It is still rather early to attempt to evaluate the significance of TG4 after just a decade during which it has been underfunded and ‘in limbo’ in relation to independence from RTÉ. However, reviews in the Irish and English language media on the occasion of its 10th anniversary indicate that the general public and even its main critics back in 1996 feel the station has made a good start and has carved a name for itself with some innovative broadcasting. Nonetheless, there has been genuine concern and well-founded criticism from the very beginning relating to the station’s poor funding and its consequent inability to offer a) full, continuous daily schedule through Irish and b) the same working conditions and remuneration to its employees as enjoyed by colleagues in RTÉ. Indeed, in November 2006, there was a threat of strike action on pay and conditions by employees (Reported in FOINSE 25 November 2006). There has also been criticism of the fact that the station does not appear to have a clear language policy and there is criticism of the standard of Irish spoken, not only by guests and interviewees, but also by some of the core or anchor personnel and actors in some broadcasts. TG4 has responded that the varieties of Irish to be heard on the station accurately reflect the realities of current Irish language usage, warts and all, rather than some linguistic utopia.
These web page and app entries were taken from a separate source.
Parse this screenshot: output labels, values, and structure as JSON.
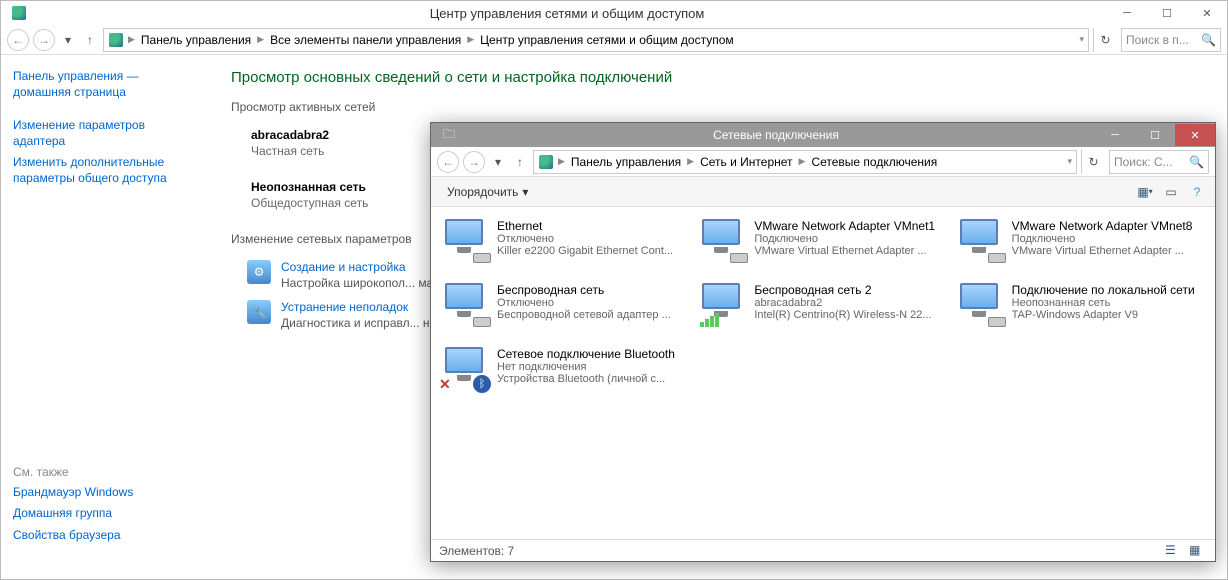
{
  "mainWindow": {
    "title": "Центр управления сетями и общим доступом",
    "breadcrumb": {
      "c1": "Панель управления",
      "c2": "Все элементы панели управления",
      "c3": "Центр управления сетями и общим доступом"
    },
    "searchPlaceholder": "Поиск в п...",
    "sidebar": {
      "home": "Панель управления — домашняя страница",
      "adapter": "Изменение параметров адаптера",
      "sharing": "Изменить дополнительные параметры общего доступа",
      "seeAlso": "См. также",
      "firewall": "Брандмауэр Windows",
      "homegroup": "Домашняя группа",
      "browser": "Свойства браузера"
    },
    "heading": "Просмотр основных сведений о сети и настройка подключений",
    "activeNets": "Просмотр активных сетей",
    "net1": {
      "name": "abracadabra2",
      "type": "Частная сеть"
    },
    "net2": {
      "name": "Неопознанная сеть",
      "type": "Общедоступная сеть"
    },
    "changeHdr": "Изменение сетевых параметров",
    "task1": {
      "link": "Создание и настройка",
      "desc": "Настройка широкопол... маршрутизатора или т..."
    },
    "task2": {
      "link": "Устранение неполадок",
      "desc": "Диагностика и исправл... неполадок."
    }
  },
  "childWindow": {
    "title": "Сетевые подключения",
    "breadcrumb": {
      "c1": "Панель управления",
      "c2": "Сеть и Интернет",
      "c3": "Сетевые подключения"
    },
    "searchPlaceholder": "Поиск: С...",
    "organize": "Упорядочить",
    "conns": [
      {
        "name": "Ethernet",
        "state": "Отключено",
        "dev": "Killer e2200 Gigabit Ethernet Cont..."
      },
      {
        "name": "VMware Network Adapter VMnet1",
        "state": "Подключено",
        "dev": "VMware Virtual Ethernet Adapter ..."
      },
      {
        "name": "VMware Network Adapter VMnet8",
        "state": "Подключено",
        "dev": "VMware Virtual Ethernet Adapter ..."
      },
      {
        "name": "Беспроводная сеть",
        "state": "Отключено",
        "dev": "Беспроводной сетевой адаптер ..."
      },
      {
        "name": "Беспроводная сеть 2",
        "state": "abracadabra2",
        "dev": "Intel(R) Centrino(R) Wireless-N 22..."
      },
      {
        "name": "Подключение по локальной сети",
        "state": "Неопознанная сеть",
        "dev": "TAP-Windows Adapter V9"
      },
      {
        "name": "Сетевое подключение Bluetooth",
        "state": "Нет подключения",
        "dev": "Устройства Bluetooth (личной с..."
      }
    ],
    "status": "Элементов: 7"
  }
}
The actual and potential impact of TG4 on the Irish language in its first ten years was one focus of a recent conference organised in November 2006 by DCU and NUIG. It is hoped that the proceedings, which are to be published in 2007, will act as a base line for further research in this area (O’Connell et alia 2007).
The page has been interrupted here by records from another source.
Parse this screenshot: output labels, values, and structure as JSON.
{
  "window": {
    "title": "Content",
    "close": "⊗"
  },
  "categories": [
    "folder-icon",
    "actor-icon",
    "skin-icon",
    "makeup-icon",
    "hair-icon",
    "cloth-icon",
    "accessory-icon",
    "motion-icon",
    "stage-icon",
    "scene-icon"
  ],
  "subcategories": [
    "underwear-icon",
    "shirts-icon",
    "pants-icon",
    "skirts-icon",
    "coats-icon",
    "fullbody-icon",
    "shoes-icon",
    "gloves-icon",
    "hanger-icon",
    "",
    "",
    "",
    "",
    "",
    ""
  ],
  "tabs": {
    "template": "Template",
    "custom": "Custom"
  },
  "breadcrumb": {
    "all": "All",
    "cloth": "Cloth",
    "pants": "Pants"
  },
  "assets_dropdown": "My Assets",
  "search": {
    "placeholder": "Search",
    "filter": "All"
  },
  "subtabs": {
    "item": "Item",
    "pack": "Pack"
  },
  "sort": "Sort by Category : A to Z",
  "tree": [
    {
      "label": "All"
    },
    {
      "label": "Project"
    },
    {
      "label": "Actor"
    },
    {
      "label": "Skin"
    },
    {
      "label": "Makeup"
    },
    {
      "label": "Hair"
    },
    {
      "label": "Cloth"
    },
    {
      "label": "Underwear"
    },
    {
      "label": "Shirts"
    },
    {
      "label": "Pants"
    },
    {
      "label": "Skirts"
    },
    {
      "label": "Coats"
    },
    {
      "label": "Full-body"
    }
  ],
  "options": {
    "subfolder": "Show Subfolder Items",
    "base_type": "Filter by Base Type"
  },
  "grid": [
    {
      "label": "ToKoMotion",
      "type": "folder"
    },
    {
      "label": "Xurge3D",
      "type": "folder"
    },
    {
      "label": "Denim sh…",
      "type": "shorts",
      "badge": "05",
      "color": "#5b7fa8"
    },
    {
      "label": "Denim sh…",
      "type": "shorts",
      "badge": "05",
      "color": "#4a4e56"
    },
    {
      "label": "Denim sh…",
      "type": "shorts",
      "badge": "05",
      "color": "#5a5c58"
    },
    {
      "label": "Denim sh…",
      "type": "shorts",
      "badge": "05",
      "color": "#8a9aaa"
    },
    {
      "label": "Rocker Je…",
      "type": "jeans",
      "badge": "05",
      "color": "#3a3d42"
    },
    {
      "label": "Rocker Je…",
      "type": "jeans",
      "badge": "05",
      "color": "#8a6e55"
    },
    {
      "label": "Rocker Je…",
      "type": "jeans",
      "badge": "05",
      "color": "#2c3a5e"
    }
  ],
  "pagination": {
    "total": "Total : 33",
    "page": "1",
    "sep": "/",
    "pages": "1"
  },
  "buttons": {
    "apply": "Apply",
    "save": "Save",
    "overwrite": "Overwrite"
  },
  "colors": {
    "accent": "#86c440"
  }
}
TG4 has certainly had a positive impact on employment numbers in the audiovisual sector. It now spends more than Euro 20 million per annum on independent Irish productions, supporting approximately new 350 jobs in small, private sector companies throughout Ireland. Moreover, as a result of the availability and use of the latest technology, many employment opportunities created directly or indirectly by TG4 have benefited those in ‘remoter’ parts of the country, particularly the Gaeltacht areas, though Connemara seems to have fared better than the Kerry or Donegal Gaeltacht areas. There are several factors involved in the current prominent position of Connemara in the audiovisual sector. One is surely the fact that during the 1980s, Údarás na Gaeltachta identified the strategic development of the audiovisual industry in the area as a goal (Walsh 2006). Another is the fact thatConnemara is the Gaeltacht with the largest critical mass of speakers. Its leading position is unlikely to be challenged in the foreseeable future, not least because both the largest Irish-language post-production company, Telegael, as well as the head quarters of TG4 are located there. What the future implications of this will be for the relative prestige and usage of the Ulster, Munster and Connacht dialects, remains to be seen.

Works Cited

Mac Dubhghaill, U. 2005. «Harry Potter and the Wizards of Baile na hAbhann: Translation, subtitling and dubbing policies in Ireland’s TG4, from the start of broadcasting in 1996 to the present day»Paper presented at Mercator Media Conference October 2005, Aberystwyth, Wales.

O’Connell, E. 2000. «The Role of Screen Translation: A response». Current Issues in Language and Society, Vol.7, No. 2, 169-174.

O’Connell, E., Walsh, J. and Denvir, G. (eds) (forthcoming) TG4@10- Proceedings of the ‘Súil siar, súil ar aghaidh’ seminar.

Walsh, J. 2006. The influence of the promotion of the Irish language on Ireland’s socio-economic development. Unpublished doctoral thesis DCU: Dublin.